>>>>

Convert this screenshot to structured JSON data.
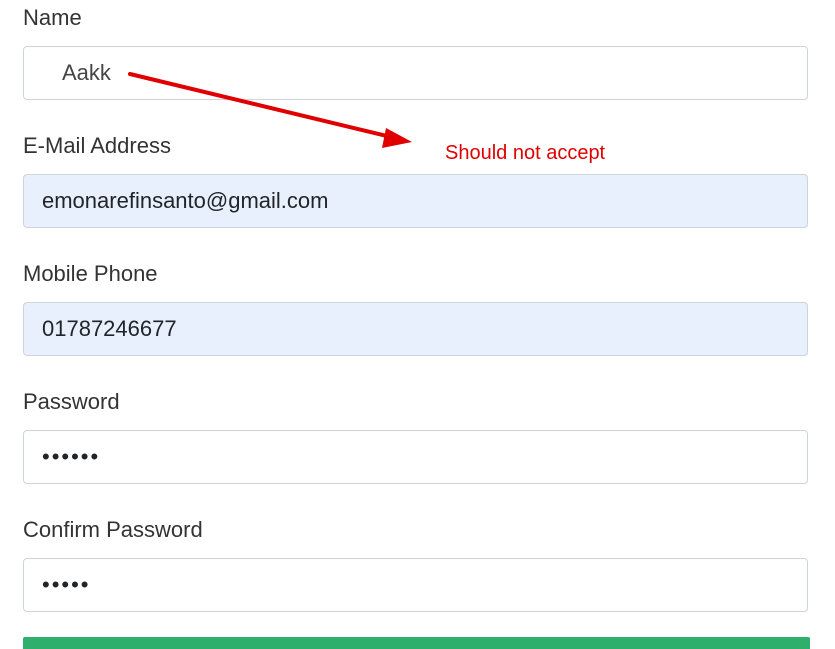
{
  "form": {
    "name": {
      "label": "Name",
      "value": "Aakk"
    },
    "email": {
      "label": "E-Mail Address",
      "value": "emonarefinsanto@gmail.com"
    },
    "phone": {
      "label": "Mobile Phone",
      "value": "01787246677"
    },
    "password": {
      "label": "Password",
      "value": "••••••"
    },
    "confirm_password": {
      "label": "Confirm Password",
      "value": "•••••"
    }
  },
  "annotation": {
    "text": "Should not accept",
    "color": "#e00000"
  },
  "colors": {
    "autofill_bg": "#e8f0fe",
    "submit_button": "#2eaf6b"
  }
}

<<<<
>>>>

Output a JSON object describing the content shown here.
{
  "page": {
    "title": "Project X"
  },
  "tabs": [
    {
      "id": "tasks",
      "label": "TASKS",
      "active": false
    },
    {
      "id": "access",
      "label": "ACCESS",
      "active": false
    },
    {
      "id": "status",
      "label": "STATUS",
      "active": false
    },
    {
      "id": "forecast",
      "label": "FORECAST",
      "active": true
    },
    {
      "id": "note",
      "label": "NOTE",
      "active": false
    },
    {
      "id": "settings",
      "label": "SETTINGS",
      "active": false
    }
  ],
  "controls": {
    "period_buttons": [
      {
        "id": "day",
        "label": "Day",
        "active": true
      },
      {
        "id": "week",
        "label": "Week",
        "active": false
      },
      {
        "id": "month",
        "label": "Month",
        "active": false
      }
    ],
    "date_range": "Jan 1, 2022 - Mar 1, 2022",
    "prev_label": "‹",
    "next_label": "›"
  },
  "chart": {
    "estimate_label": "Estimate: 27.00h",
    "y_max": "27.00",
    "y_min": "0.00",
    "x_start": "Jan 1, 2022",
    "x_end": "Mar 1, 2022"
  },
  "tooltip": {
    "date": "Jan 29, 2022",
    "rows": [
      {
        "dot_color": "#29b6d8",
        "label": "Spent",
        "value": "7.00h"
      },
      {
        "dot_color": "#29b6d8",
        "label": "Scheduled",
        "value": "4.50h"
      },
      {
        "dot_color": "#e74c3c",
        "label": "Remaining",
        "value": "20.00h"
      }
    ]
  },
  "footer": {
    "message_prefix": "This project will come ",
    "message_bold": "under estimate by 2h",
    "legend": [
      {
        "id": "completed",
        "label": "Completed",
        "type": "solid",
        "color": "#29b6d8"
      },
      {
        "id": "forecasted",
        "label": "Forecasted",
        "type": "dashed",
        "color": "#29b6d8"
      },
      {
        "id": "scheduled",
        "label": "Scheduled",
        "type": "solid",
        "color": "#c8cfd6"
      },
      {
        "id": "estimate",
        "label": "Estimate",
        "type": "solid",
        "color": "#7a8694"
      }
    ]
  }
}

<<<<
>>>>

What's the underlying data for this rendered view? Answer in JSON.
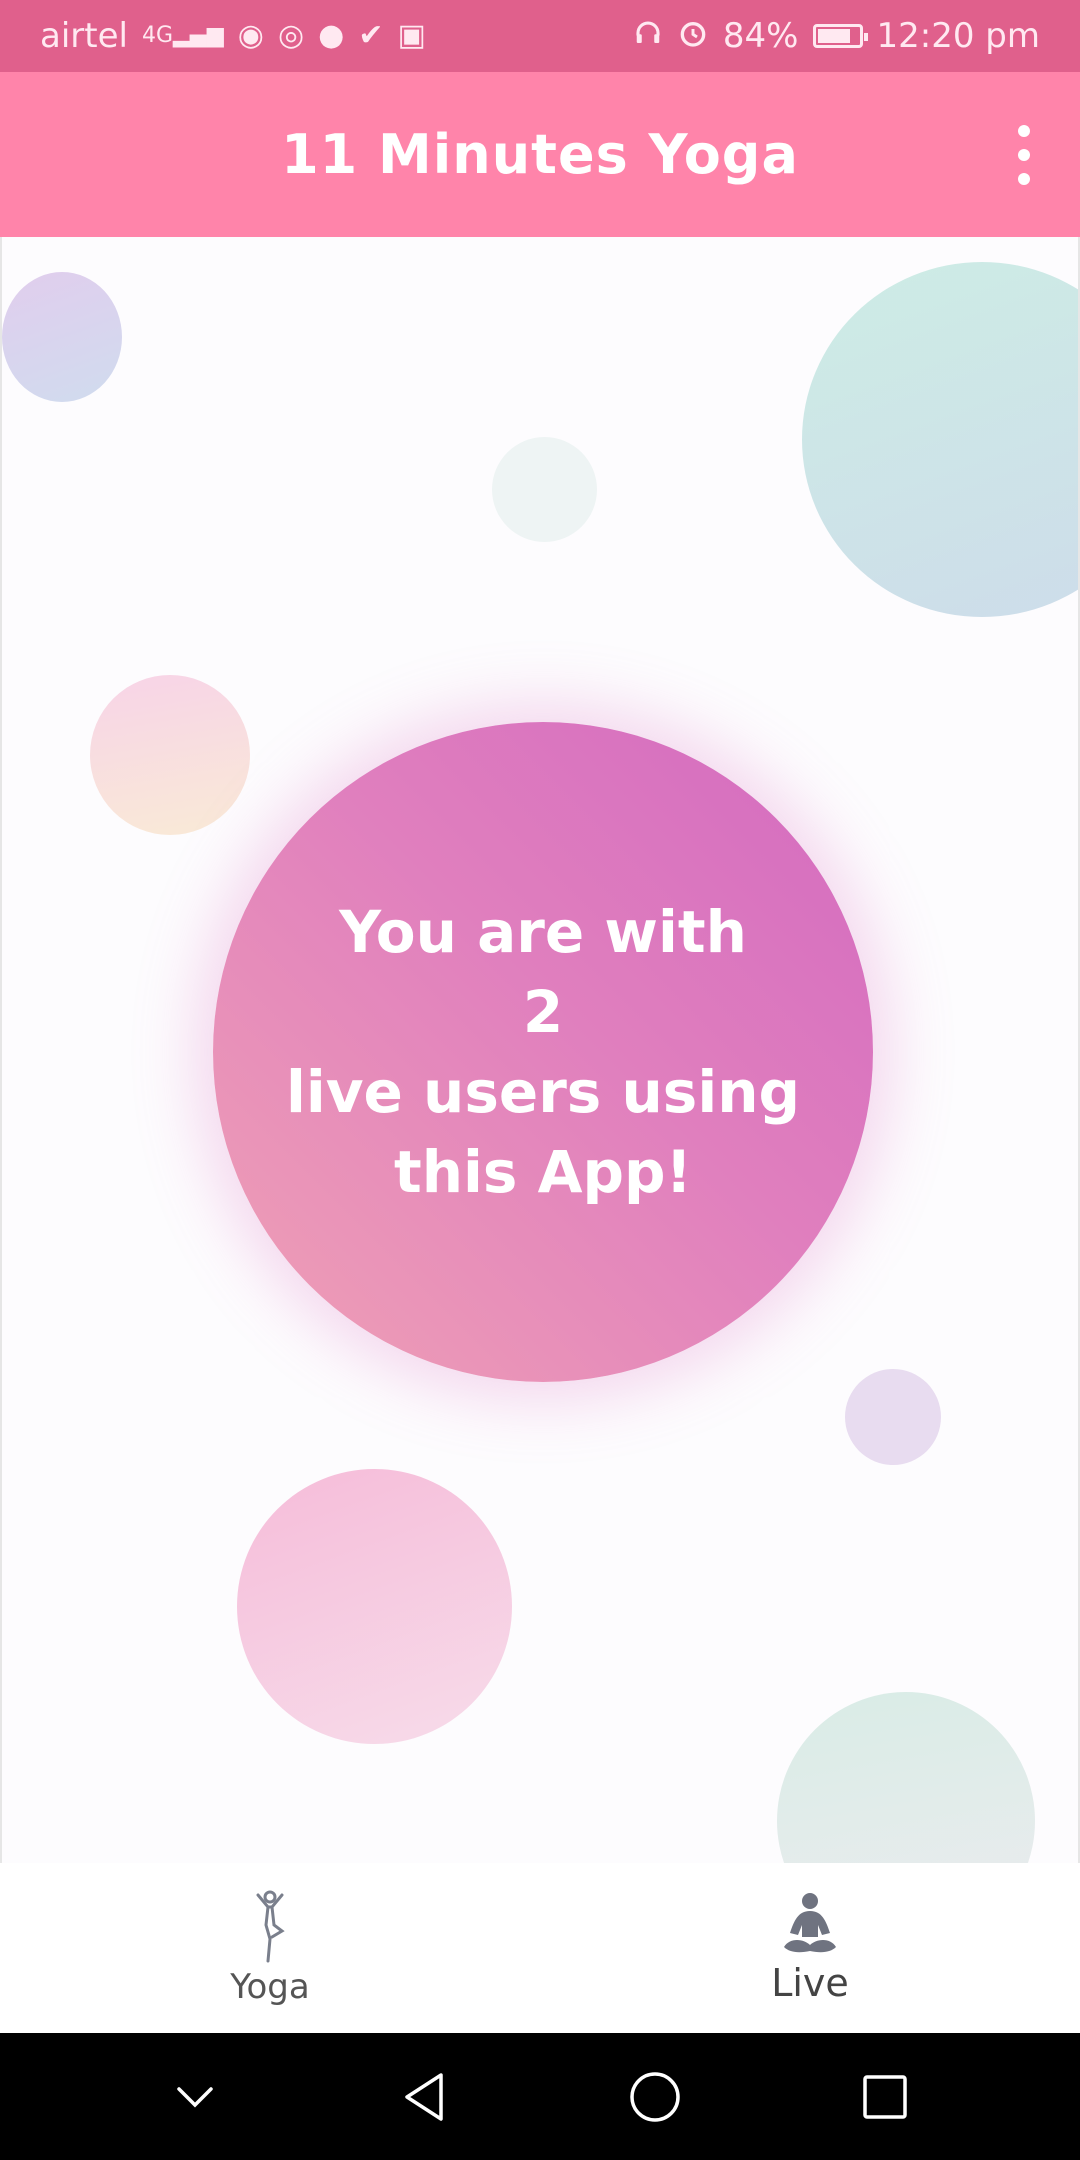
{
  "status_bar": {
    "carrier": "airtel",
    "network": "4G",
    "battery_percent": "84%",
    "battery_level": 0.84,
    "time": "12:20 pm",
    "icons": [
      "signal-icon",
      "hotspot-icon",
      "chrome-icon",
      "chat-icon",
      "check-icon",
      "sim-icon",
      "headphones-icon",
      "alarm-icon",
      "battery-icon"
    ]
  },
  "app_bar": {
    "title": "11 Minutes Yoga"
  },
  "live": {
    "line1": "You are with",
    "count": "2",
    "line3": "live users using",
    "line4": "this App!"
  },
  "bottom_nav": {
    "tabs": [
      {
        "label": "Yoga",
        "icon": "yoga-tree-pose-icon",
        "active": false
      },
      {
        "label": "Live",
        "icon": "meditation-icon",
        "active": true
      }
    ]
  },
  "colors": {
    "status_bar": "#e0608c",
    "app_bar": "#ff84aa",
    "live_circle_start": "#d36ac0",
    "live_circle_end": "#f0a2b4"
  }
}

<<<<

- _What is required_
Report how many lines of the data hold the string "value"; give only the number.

- _Answer to this task_
8